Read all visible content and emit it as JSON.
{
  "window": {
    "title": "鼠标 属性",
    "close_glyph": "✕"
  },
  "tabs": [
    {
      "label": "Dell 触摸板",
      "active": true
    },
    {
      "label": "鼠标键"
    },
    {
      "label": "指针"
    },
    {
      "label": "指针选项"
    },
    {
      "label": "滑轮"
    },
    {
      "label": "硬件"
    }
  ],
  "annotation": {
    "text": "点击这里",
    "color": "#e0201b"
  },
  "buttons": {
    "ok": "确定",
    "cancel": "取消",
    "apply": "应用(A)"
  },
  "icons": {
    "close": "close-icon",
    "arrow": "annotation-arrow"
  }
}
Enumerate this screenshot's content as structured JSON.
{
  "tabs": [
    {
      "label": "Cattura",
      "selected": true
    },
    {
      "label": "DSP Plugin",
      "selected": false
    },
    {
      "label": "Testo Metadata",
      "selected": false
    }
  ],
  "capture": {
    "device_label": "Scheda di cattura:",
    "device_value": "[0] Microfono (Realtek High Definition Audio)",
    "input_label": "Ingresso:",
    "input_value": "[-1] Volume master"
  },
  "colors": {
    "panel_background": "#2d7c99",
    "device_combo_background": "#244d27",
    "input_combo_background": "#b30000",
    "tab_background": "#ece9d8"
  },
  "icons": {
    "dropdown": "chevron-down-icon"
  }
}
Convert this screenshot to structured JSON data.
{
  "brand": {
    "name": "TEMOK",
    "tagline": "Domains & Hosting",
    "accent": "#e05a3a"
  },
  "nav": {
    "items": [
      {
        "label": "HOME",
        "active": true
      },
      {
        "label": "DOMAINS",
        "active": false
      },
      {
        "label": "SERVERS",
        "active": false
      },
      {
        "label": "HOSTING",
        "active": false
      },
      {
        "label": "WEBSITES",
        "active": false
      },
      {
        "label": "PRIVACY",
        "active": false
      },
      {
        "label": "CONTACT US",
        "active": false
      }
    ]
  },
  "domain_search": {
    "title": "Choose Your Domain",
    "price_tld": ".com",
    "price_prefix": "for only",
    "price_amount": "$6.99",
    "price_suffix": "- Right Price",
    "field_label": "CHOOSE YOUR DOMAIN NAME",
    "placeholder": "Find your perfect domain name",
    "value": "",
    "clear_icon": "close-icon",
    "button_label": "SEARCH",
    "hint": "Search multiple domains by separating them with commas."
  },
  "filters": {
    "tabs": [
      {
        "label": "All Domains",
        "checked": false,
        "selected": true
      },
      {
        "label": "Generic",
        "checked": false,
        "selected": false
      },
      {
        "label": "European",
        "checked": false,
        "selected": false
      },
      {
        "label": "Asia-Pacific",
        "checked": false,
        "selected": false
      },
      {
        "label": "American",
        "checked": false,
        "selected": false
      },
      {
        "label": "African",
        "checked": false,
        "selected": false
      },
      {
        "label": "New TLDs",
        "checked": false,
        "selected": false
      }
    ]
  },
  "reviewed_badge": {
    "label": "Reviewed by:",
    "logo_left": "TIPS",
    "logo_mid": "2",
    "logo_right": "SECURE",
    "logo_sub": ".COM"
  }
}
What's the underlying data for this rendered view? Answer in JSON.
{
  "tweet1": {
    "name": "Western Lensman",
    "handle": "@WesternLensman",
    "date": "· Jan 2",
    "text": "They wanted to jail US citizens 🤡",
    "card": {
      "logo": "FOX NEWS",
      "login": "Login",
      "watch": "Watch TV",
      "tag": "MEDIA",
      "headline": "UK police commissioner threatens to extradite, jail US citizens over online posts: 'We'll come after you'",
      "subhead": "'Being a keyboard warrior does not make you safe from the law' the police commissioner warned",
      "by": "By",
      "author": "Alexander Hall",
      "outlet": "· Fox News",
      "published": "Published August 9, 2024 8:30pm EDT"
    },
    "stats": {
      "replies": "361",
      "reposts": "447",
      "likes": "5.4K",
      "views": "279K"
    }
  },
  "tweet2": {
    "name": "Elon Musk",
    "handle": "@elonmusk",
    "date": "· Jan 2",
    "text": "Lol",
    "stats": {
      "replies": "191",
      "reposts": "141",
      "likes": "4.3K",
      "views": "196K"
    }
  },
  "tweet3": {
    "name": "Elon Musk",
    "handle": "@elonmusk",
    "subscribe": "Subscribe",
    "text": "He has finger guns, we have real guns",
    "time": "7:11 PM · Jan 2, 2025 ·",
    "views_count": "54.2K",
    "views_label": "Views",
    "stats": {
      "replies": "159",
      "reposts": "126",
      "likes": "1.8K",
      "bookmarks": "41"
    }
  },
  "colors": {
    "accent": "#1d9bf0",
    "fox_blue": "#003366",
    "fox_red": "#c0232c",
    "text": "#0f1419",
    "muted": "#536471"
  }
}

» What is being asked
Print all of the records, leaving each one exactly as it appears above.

» Task answer
Read all visible content and emit it as JSON.
{
  "window": {
    "title": "鼠标 属性",
    "close_glyph": "✕"
  },
  "tabs": [
    {
      "label": "Dell 触摸板",
      "active": true
    },
    {
      "label": "鼠标键"
    },
    {
      "label": "指针"
    },
    {
      "label": "指针选项"
    },
    {
      "label": "滑轮"
    },
    {
      "label": "硬件"
    }
  ],
  "annotation": {
    "text": "点击这里",
    "color": "#e0201b"
  },
  "buttons": {
    "ok": "确定",
    "cancel": "取消",
    "apply": "应用(A)"
  },
  "icons": {
    "close": "close-icon",
    "arrow": "annotation-arrow"
  }
}
Enumerate this screenshot's content as structured JSON.
{
  "tabs": [
    {
      "label": "Cattura",
      "selected": true
    },
    {
      "label": "DSP Plugin",
      "selected": false
    },
    {
      "label": "Testo Metadata",
      "selected": false
    }
  ],
  "capture": {
    "device_label": "Scheda di cattura:",
    "device_value": "[0] Microfono (Realtek High Definition Audio)",
    "input_label": "Ingresso:",
    "input_value": "[-1] Volume master"
  },
  "colors": {
    "panel_background": "#2d7c99",
    "device_combo_background": "#244d27",
    "input_combo_background": "#b30000",
    "tab_background": "#ece9d8"
  },
  "icons": {
    "dropdown": "chevron-down-icon"
  }
}
Convert this screenshot to structured JSON data.
{
  "brand": {
    "name": "TEMOK",
    "tagline": "Domains & Hosting",
    "accent": "#e05a3a"
  },
  "nav": {
    "items": [
      {
        "label": "HOME",
        "active": true
      },
      {
        "label": "DOMAINS",
        "active": false
      },
      {
        "label": "SERVERS",
        "active": false
      },
      {
        "label": "HOSTING",
        "active": false
      },
      {
        "label": "WEBSITES",
        "active": false
      },
      {
        "label": "PRIVACY",
        "active": false
      },
      {
        "label": "CONTACT US",
        "active": false
      }
    ]
  },
  "domain_search": {
    "title": "Choose Your Domain",
    "price_tld": ".com",
    "price_prefix": "for only",
    "price_amount": "$6.99",
    "price_suffix": "- Right Price",
    "field_label": "CHOOSE YOUR DOMAIN NAME",
    "placeholder": "Find your perfect domain name",
    "value": "",
    "clear_icon": "close-icon",
    "button_label": "SEARCH",
    "hint": "Search multiple domains by separating them with commas."
  },
  "filters": {
    "tabs": [
      {
        "label": "All Domains",
        "checked": false,
        "selected": true
      },
      {
        "label": "Generic",
        "checked": false,
        "selected": false
      },
      {
        "label": "European",
        "checked": false,
        "selected": false
      },
      {
        "label": "Asia-Pacific",
        "checked": false,
        "selected": false
      },
      {
        "label": "American",
        "checked": false,
        "selected": false
      },
      {
        "label": "African",
        "checked": false,
        "selected": false
      },
      {
        "label": "New TLDs",
        "checked": false,
        "selected": false
      }
    ]
  },
  "reviewed_badge": {
    "label": "Reviewed by:",
    "logo_left": "TIPS",
    "logo_mid": "2",
    "logo_right": "SECURE",
    "logo_sub": ".COM"
  }
}
What's the underlying data for this rendered view? Answer in JSON.
{
  "tweet1": {
    "name": "Western Lensman",
    "handle": "@WesternLensman",
    "date": "· Jan 2",
    "text": "They wanted to jail US citizens 🤡",
    "card": {
      "logo": "FOX NEWS",
      "login": "Login",
      "watch": "Watch TV",
      "tag": "MEDIA",
      "headline": "UK police commissioner threatens to extradite, jail US citizens over online posts: 'We'll come after you'",
      "subhead": "'Being a keyboard warrior does not make you safe from the law' the police commissioner warned",
      "by": "By",
      "author": "Alexander Hall",
      "outlet": "· Fox News",
      "published": "Published August 9, 2024 8:30pm EDT"
    },
    "stats": {
      "replies": "361",
      "reposts": "447",
      "likes": "5.4K",
      "views": "279K"
    }
  },
  "tweet2": {
    "name": "Elon Musk",
    "handle": "@elonmusk",
    "date": "· Jan 2",
    "text": "Lol",
    "stats": {
      "replies": "191",
      "reposts": "141",
      "likes": "4.3K",
      "views": "196K"
    }
  },
  "tweet3": {
    "name": "Elon Musk",
    "handle": "@elonmusk",
    "subscribe": "Subscribe",
    "text": "He has finger guns, we have real guns",
    "time": "7:11 PM · Jan 2, 2025 ·",
    "views_count": "54.2K",
    "views_label": "Views",
    "stats": {
      "replies": "159",
      "reposts": "126",
      "likes": "1.8K",
      "bookmarks": "41"
    }
  },
  "colors": {
    "accent": "#1d9bf0",
    "fox_blue": "#003366",
    "fox_red": "#c0232c",
    "text": "#0f1419",
    "muted": "#536471"
  }
}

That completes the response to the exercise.